The adoption of VR is growing thanks to devices like the Oculus Go, and naturally more and more kids start using VR, too. While VR can provide unparalleled experiences to kids, many parents remain aware about potential adverse effects it can have on their children. As a company that provides educational experiences, we take our responsibility seriously to make sure kids using Kosmos are safe.
Last week, we ran a survey to find out more about how parents think about using virtual reality with their kids. While the sample was small (n = 28), we gathered some interesting data and want to share our insights with you. We asked around a dozen questions, but I’m going to highlight and discuss only the most interesting data below. You can find the anonmized raw data at the end of this article.
A third of parents spend two to four hours in VR per week, whereas about a fifth spend more than ten hours in it.
Comparing that to their children, we can see that parents are pretty conservative with VR use. The majority of the kids only spend up to one hour per week in VR, although two parents said that their kids spends more than ten hours each week in virtual reality.
Most parents are not concerned about potential adverse effects for themselves. 50% of the parents said that they are 0 concerned, whereas all participants where concerned less than 5 on a scale of 0 to 10. The average was 1.4.
Curiously, this picture looks differently when asked about their children:
The concern from 0 to 10 is more or less evenly distributed, with a light skewage towards no concern (a fifth of parents said that they are not concerned about potential adverse effects for their kids). Here, the average was a little higher with 3.9.

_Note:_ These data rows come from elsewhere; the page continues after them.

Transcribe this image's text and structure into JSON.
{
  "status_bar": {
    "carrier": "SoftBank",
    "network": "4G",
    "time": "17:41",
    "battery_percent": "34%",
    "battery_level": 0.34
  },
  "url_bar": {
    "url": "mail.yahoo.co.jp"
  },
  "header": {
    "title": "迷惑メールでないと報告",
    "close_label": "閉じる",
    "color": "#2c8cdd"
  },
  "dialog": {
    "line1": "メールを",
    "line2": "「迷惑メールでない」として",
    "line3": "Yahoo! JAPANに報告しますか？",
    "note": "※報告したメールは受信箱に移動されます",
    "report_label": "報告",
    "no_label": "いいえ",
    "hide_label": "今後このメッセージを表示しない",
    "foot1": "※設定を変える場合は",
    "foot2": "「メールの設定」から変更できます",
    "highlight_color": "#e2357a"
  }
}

We also wanted to know about which adverse effects they are worried the most for their kids.
More than half of the parents are concerned about potential eye problems of using VR. Only seven percent think that using VR can lead to negative social consequences.
Historically, VR has been a highly niche technology and there is a lack of scientific research (and data) on potential adverse effects. While our small survey doesn’t contribute to scientific research, it tries to capture the current views and mood of parents regading this issue. Our survey found that even parents that use VR themselves seem to be conservative about their kids’ VR use. Most parents’ kids in our results use VR less than one hour per week. Furthermore, parent seem to be more worried about negative effects of VR use for their children, but not for themselves. When asked what adverse effect they worry about the most, the majority of parents said eye problems.
As mentioned, the state of scientific research on this topic is almost non-existent. Reasons for this are that VR is newly becoming mainstream, and that designing studies with kids is always hard (e.g. legal objectives, ethical considerations). This article in the Scientific American from 2016 explores some of the studies that have been conducted, but doesn’t find any research that confirms adverse effects. Another article by SkarredGhost attempts at aggregating some newer scientifc research, but comes to a similar conclusion as the Scientific American: There’s no scientifically-backed reason to believe that using VR with kids has major adverse effects.
It’d be interesting to understand why parents think VR can lead to eye problems.
Of course, we recommend to be better safe than sorry until we have more facts on the table. As with everything, moderation and common sense are they keys success. As a parent, you should regulate and monitor the time your kid is in VR (or any technology, for that matter). You have the responsibility to make sure that your kid is safe and the time spent in VR is spent purposefully. Take the time to research and try out great experiences in VR and share them with your kids.
As long as it’s used responsibly, VR is nothing short of magic!
We also asked parents what their favorite educational experience is. While many were mentioned, Google Earth came up most frequently. Other than that, history and astronomy-related experiences seem to be popular, too (e.g. Apollo 11, Titanic VR).
The data was collected in an online survey, and most of the participants found out about the survey from our Reddit post. Furthermore, we gave away an Oculus Go among all participants of the survey. While the survey was filled out by 44 parents, we only looked at the results of parents where either the parent or the kids use VR, as most of the questions were only relevant in that case. We acknowledge that this leads to a bias in the data, because one can assume that parents that use VR already view it as something positive and therefore are less strongly opiniated on potential negative views regarding VR. However, the survey was designed to get exactly this group of people’s opinions.
The anonomized raw data can be found here.